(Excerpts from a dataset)
########################################
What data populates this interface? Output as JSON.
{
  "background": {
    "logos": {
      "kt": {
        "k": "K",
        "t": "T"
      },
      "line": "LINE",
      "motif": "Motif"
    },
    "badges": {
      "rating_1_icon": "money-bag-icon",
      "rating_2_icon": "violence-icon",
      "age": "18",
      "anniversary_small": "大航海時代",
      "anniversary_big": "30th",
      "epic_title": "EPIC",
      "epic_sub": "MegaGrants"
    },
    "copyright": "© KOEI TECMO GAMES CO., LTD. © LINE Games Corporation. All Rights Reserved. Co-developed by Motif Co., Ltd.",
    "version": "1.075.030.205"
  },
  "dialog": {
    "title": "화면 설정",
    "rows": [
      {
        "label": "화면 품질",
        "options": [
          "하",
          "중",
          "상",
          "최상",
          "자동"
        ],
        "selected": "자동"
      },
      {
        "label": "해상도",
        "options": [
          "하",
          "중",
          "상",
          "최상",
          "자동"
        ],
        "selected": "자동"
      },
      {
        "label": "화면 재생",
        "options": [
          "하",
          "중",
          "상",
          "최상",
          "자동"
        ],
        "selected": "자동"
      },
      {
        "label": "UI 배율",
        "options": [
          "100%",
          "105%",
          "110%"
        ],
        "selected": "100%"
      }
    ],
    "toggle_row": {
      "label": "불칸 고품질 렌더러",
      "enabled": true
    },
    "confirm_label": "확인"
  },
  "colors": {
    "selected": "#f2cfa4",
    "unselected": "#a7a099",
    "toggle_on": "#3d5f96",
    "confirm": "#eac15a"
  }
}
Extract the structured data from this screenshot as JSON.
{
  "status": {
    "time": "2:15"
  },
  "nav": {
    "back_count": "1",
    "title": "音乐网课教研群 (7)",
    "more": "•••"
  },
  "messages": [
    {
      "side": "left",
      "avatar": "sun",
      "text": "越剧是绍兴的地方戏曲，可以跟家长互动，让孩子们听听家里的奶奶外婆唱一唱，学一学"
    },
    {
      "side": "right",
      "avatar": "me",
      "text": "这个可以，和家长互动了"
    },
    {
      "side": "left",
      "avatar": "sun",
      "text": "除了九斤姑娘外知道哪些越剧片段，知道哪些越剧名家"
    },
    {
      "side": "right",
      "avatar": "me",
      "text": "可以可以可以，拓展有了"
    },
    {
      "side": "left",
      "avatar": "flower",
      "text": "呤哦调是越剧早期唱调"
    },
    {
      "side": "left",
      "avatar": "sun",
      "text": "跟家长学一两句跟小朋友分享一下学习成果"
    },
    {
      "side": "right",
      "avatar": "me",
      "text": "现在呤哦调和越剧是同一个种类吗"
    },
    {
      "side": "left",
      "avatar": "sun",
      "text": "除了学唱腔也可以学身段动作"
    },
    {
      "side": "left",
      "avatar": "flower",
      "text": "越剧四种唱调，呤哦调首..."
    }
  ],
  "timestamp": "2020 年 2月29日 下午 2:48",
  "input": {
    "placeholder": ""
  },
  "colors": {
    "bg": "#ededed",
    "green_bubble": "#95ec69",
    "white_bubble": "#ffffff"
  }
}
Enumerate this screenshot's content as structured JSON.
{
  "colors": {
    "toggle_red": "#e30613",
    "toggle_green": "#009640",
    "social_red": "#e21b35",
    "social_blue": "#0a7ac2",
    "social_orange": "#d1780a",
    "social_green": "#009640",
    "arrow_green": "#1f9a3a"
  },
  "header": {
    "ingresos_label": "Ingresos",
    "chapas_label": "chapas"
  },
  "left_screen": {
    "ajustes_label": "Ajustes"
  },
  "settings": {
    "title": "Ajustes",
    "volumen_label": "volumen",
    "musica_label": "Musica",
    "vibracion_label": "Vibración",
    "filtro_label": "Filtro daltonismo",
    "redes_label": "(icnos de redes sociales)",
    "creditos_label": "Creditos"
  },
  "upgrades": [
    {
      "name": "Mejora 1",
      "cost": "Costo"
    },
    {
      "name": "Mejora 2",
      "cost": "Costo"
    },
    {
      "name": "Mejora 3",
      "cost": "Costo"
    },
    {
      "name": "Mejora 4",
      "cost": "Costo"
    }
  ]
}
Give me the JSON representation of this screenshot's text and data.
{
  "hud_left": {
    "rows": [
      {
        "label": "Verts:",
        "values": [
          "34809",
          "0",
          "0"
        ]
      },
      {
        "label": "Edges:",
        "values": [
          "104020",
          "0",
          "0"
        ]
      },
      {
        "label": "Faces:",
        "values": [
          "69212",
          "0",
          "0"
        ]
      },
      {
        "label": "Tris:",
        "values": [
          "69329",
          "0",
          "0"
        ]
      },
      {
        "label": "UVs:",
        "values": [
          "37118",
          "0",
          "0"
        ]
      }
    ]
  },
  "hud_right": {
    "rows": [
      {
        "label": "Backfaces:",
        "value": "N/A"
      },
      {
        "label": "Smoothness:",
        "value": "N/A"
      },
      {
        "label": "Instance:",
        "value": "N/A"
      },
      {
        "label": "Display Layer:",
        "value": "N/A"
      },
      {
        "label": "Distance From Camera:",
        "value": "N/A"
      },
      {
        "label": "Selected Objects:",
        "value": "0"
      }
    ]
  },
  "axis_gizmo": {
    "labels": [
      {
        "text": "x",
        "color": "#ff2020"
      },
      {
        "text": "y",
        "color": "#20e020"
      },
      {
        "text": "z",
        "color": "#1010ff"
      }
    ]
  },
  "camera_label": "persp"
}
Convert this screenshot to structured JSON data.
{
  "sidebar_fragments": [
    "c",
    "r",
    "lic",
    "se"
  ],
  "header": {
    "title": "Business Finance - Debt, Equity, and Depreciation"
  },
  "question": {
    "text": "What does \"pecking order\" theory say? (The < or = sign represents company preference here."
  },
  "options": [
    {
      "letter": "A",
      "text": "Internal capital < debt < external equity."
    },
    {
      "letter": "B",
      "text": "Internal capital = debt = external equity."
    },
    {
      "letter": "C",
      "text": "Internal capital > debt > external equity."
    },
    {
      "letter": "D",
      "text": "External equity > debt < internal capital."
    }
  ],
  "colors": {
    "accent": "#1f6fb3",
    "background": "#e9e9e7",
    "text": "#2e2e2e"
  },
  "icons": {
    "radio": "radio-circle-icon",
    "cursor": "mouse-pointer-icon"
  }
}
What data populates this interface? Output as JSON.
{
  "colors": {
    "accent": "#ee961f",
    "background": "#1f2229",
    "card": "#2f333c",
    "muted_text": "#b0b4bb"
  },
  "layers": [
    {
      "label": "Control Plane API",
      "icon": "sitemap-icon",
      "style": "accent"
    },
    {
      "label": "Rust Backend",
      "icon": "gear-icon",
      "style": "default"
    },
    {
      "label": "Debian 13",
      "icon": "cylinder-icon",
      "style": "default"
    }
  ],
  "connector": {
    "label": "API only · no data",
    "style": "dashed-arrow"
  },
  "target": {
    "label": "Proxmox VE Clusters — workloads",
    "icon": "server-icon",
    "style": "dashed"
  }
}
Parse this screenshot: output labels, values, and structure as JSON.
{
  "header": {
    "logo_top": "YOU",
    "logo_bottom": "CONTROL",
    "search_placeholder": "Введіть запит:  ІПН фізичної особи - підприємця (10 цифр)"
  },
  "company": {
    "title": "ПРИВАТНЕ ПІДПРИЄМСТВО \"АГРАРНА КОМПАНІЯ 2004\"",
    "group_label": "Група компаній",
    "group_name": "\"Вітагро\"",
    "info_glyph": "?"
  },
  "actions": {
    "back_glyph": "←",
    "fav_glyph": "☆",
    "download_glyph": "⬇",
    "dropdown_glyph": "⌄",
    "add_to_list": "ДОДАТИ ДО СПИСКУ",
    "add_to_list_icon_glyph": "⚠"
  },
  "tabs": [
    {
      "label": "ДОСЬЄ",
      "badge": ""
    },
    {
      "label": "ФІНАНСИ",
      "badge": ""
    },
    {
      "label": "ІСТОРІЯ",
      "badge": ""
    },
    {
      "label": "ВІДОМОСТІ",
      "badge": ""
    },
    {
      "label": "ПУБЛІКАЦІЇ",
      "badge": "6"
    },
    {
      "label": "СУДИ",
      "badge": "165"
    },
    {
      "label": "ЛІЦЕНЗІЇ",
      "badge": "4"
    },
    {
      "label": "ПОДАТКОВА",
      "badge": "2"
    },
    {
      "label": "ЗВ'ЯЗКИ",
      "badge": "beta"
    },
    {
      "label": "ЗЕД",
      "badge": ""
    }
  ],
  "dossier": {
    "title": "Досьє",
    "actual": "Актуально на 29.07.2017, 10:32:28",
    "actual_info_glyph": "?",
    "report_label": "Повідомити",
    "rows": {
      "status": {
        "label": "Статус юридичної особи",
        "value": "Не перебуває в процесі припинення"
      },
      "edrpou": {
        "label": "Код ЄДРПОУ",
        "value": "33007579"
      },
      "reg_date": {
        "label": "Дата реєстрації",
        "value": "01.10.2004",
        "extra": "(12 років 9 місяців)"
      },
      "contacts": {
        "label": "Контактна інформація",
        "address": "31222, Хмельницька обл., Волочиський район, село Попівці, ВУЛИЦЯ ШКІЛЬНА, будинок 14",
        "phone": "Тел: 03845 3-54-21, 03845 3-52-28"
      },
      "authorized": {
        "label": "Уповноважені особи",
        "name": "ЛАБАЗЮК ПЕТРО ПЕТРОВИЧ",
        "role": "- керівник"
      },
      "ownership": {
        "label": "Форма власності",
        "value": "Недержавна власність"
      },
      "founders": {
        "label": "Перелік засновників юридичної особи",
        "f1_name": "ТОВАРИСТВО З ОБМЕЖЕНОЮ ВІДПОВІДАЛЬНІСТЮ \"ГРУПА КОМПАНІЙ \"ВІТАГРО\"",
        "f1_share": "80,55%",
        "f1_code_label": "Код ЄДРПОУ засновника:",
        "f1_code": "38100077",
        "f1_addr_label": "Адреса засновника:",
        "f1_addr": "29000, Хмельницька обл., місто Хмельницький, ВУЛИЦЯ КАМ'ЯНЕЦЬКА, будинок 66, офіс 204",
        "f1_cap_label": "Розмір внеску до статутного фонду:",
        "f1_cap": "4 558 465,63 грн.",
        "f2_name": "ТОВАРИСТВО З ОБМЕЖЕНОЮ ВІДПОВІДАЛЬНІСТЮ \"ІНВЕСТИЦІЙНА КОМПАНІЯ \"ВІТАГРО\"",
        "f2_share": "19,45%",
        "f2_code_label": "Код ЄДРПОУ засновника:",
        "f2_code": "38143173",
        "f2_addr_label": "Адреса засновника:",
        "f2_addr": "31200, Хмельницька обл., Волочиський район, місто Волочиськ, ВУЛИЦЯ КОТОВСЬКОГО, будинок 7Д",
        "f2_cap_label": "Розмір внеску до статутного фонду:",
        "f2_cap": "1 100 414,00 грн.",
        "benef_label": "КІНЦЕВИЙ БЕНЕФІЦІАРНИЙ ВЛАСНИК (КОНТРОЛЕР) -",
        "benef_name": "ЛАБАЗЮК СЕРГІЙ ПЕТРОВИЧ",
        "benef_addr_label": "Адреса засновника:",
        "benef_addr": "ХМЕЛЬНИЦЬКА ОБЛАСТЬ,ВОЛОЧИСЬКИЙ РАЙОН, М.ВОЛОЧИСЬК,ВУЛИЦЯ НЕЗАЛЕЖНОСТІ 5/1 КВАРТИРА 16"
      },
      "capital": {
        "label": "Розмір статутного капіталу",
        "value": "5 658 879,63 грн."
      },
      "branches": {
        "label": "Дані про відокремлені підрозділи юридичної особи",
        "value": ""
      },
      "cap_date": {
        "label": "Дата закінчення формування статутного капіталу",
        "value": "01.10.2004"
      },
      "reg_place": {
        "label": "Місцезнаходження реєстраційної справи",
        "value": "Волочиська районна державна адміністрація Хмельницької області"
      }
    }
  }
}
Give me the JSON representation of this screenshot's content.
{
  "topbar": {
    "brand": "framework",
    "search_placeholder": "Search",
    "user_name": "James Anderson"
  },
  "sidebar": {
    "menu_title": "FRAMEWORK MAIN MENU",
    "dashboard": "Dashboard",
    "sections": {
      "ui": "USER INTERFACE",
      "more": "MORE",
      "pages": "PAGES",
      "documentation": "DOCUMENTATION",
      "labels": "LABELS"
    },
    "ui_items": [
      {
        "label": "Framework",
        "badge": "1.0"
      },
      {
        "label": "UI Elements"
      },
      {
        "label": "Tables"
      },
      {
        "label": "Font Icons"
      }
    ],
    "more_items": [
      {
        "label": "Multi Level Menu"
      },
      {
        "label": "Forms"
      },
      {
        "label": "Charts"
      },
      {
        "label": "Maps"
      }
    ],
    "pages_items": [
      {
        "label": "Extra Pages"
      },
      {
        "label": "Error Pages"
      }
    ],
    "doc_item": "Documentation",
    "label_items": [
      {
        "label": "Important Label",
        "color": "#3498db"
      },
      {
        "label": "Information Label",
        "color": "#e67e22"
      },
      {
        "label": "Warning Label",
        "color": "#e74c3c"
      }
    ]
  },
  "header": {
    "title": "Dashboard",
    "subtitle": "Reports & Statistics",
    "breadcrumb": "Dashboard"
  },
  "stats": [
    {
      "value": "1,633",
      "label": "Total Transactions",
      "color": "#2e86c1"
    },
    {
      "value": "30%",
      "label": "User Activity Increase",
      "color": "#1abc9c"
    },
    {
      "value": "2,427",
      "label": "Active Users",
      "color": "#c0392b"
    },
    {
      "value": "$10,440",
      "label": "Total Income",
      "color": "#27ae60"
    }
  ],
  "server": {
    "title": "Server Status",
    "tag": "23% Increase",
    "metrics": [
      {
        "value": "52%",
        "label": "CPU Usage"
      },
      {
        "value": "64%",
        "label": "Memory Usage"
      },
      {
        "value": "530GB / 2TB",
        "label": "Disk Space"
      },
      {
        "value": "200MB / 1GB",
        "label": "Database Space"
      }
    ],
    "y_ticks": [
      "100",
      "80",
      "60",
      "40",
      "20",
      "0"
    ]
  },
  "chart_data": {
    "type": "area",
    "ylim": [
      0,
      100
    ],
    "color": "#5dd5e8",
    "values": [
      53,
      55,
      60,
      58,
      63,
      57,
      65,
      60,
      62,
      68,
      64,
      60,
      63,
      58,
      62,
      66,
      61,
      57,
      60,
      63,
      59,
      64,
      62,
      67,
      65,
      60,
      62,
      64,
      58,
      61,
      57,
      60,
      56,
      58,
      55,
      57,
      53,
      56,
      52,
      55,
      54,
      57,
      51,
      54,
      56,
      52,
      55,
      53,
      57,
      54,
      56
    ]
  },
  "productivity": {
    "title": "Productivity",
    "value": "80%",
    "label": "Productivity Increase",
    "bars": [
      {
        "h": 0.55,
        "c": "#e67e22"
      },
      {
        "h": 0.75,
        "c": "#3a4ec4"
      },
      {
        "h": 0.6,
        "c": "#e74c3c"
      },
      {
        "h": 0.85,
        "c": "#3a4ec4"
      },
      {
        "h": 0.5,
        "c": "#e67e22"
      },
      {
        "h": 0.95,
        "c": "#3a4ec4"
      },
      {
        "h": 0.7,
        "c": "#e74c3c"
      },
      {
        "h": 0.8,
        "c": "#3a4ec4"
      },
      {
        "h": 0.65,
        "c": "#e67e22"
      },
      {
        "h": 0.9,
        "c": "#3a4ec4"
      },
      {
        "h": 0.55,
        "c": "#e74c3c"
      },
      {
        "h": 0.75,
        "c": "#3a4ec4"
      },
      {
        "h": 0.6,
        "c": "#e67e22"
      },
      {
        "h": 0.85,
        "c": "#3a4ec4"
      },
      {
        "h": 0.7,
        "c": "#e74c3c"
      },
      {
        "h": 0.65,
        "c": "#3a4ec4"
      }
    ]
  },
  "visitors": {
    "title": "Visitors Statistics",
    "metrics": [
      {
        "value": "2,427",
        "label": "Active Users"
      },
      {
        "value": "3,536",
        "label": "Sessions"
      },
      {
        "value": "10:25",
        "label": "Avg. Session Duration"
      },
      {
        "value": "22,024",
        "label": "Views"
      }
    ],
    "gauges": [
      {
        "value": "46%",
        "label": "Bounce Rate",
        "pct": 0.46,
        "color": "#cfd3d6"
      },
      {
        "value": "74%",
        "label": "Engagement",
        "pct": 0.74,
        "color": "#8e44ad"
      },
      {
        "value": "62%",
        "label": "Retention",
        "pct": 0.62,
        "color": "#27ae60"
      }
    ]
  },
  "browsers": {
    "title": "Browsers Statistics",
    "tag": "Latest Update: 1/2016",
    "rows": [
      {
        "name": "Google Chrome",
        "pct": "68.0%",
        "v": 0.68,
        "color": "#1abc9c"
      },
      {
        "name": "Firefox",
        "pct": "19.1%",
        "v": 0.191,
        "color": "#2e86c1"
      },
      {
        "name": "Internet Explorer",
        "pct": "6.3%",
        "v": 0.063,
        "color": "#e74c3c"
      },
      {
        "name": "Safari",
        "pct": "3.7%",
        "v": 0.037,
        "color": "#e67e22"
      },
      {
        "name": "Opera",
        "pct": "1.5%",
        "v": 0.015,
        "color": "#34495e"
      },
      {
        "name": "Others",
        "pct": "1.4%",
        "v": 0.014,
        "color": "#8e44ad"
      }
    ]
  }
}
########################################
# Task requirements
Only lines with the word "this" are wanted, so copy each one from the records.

# Task result
What data populates this interface? Output as JSON.
Extract the structured data from this screenshot as JSON.
Enumerate this screenshot's content as structured JSON.
Give me the JSON representation of this screenshot's text and data.
Convert this screenshot to structured JSON data.
What data populates this interface? Output as JSON.
Parse this screenshot: output labels, values, and structure as JSON.
Give me the JSON representation of this screenshot's content.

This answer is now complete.